Shaolin Girl (Japan 2008)

Rating: **
Review Date: 3/2/09
Executive Producer: Stephen Chow
Cast: Kou Shibasaki, Kitty Zhang

Painfully disappointing. This Japanese spin-off of Stephen Chow's "Shaolin Soccer" (2001) features a teenage kung fu prodigy named Rin (Kou Shibasaki) who leaves Shaolin Temple to spread Shaolin kung fu to Japan. However, when she gets there, no one wants anything to do with her and her grandfather's dojo is an abandoned ruin. She befriends a girl named Min-min (adorably cute Kitty Zhang) who talks her into trying out for the University lacrosse team, and wacky hijinks ensue as a result of her incredible strength. Unfortunately, she's a team liability because she refuses to cooperate with her teammates and even ends up hurting them, so she gets ousted. Adding more sorrow to her plight, she attracts the attention of the evil school principal, who wants nothing more than to challenge Rin in a fight.
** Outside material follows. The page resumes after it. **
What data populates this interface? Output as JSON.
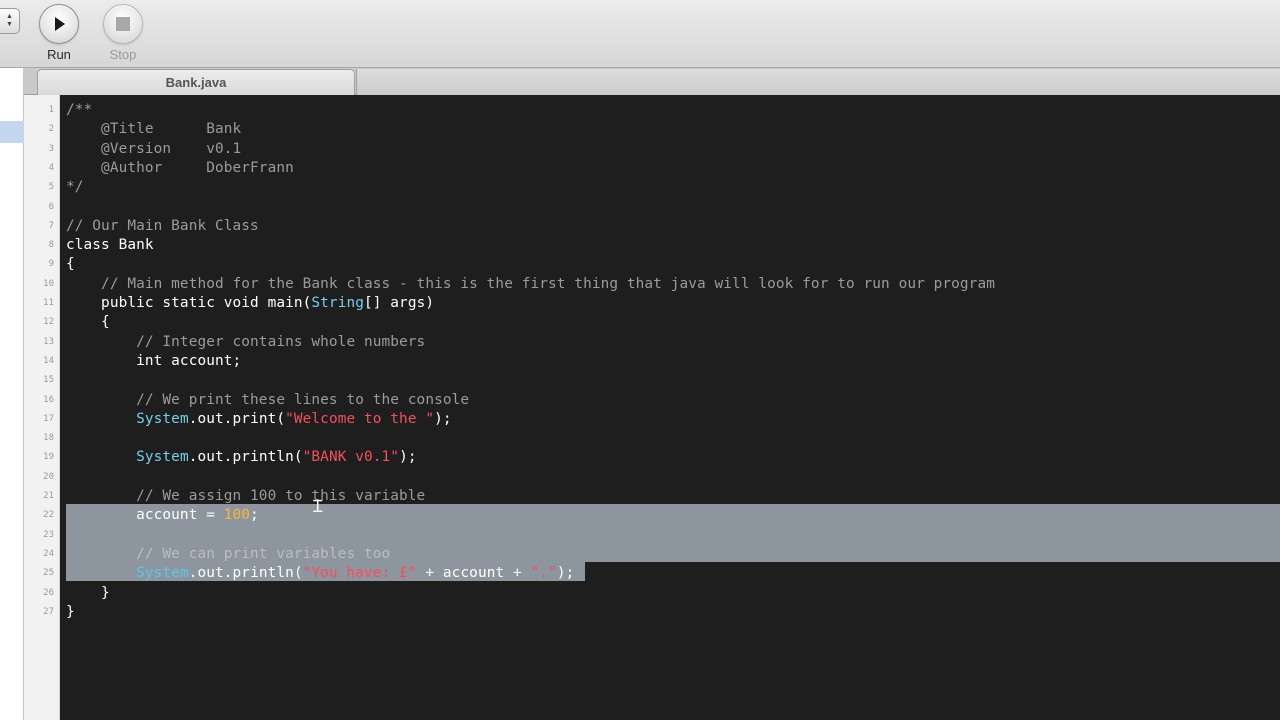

He destroys all that's precious to her in an effort to focus her rage, and in the final reel she storms his fortress in the spirit of "Game Of Death" (1977) and defeats dozens of increasingly difficult foes before reaching her goal. While the entire film is bizarre and incomprehensible, the climax is utterly baffling.

Overall, the film is a chaotic mess. The lacrosse plot line and the kung fu plot line are at odds with each other and create a jarring disconnect. The film tries WAY too hard to be funny, and it just isn't. Two of the characters from "Shaolin Soccer" show up as comedic elements and to tie into the whole "Shaolin Soccer" universe, but end up just being an embarrassment to the production. The fighting sequences are pretty poor and the editing is surprisingly bad for an Asian film. Kou Shibasaki has good presence and intensity, but her fight scenes aren't especially convincing. I think this is mostly due to the ridiculous overuse of wirework and digital effects. All of the crazy visual effects just completely suck the life and energy out of the fight scenes, which is disappointing. It's also a shame that this is the way most action films are going these days, which results in a completely uninteresting product. We can't risk actual stunt performers getting hurt, so let's replace them with digital actors. On the flip side of that, filmmakers want to create such outrageous imagery that they have no choice but to employ unbelievable visual effects. I'd much rather see actual ground based fighting than leaping around and shooting fireballs, just as I'd rather see a real stuntman fall ten feet than an animated CGI character fall sixty feet. There's just no tangible sense of danger, contact, tension, and physical interaction when the threats are all added in post. There's no cause and effect - it's all make believe. And if the actors have no context to believe, then how can the audience believe them?

On the plus side, the production is slick and the film is pretty to look at. It's full of cute teenage girls in adorable lacrosse uniforms to ogle at, but is that why you're watching the film? If you're looking for kung fu action (or any kind of action) you'd best look elsewhere.